Above: Rose Leslie, Asif Khan, Lorna Stuart and Stephanie Street in Mixed up North. Photo: Ian Tilton
Out of Joint Out of Joint and the Octagon Theatre, Bolton
Director: Max Stafford-Clark
Performing at The Dukes, Moor Lane, Lancaster, LA1 1QE
Verbatim plays may not be everyone's idea of good theatre, but they can often be eye-opening (and disturbing) in the way plays based on the playwright's own words are not. Robin Soans' Mixed Up North is based on interviews with people from Burnley, which is also where it is explicitly set. There is no intention of subtly integrating aspects of these interviews into a convincing storyline. Rather, Mixed Up North starts with a series of accounts of actual, personal experiences which intersperse Bella's (Kathryn O'Reilly) attempt to organise a dress rehearsal of a production by a youth theatre group whose aim is to bring teenagers from different cultural backgrounds together. (One problem - which is addressed - in practice this group (run with care and dedication by Judith Amsenga's Trish) extends mainly to Asian boys and white girls.) When the main actor Javed (Tyrone Lopez) walks off the set, it is decided that the dress rehearsal will be replaced by a question-and-answer session: a vehicle for the often shocking interview data. There are no apologies for what might seem like this 'contrivance', and presumably both audience enthusiasts and practitioners of verbatim theatre see this as characteristic of the genre. Indeed, the script is highly self-referential. After an account of sex in 'mixed relationships', Aftab (Asif Khan) says "But none of this is in the play" and Sarfraz (Kashif Khan) echoes "None of this is in the play." And at the end, Tamsin (Lorna Stuart) says: "I think for our next project we should build a play just using what people say in real life".
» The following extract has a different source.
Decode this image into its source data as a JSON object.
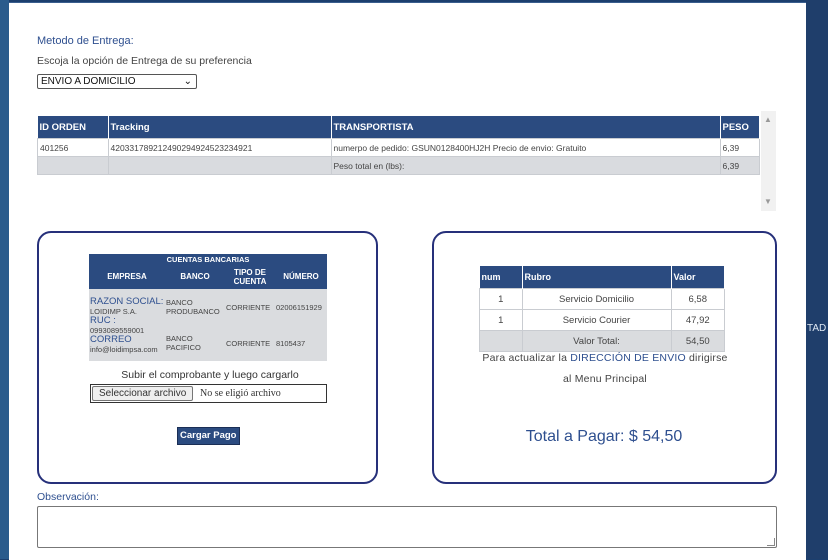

This makes for extraordinary and sometimes uncomfortable theatre (the audience sitting in The Rake of the Dukes Theatre is positioned as 'friends' watching the failed dress rehearsal and question-answer session). Nevertheless (or perhaps because of it), it is mesmerising. The 13 actors, mainly graduates of the London Academy of Music and Dramatic Art, create a dramatically coherent production, and the several highly sensitive 'cameo' pieces (at least one for almost all the cast members) are beautifully played: if I had to single out one, it would be Tamsin's (Lorna Stuart's) story about her sister in Act 2. And there are no answers, only questions. There is nothing didactic about what we hear. After the Councillor Roy (Matthew Wait) walks out of the question-answer session (ironically, in some ways, as what he wants for Burley is not far from what the community workers and young people also want), the group challenge each other: "You said ...", "I meant ....", "That was then ....", "What's so great about mixed relationships?"
This is a touring production which has already performed in Bolton, Northampton, Leicester, Southampton, Clitheroe, Turton and Nelson (as near to Burnley as the production could get). If you miss it at the Lancaster Dukes (see below for details), there are two more opportunities: the Liverpool Everyman (Nov. 3-7) and Wilton's Music Hall in London (Nov. 10 - Dec. 5).
• There will be a Post-Show Talkback Session with cast and Max Stafford-Clark on Thursday 29th October
• Performances starring Celia Imrie as Trish: Saturday 31st October 2pm and 7.30pm (see news story)
Dates and Times
Thu 29 Oct 7.30pm
Fri 30 Oct 7.30pm
Sat 31st Oct 2.00pm & 7.30pm
Prices £14.00 / £11.50 / £10.50
To Book: phone 01524 598500. Web: www.dukes-lancaster.org
• Mixed Up North Trailer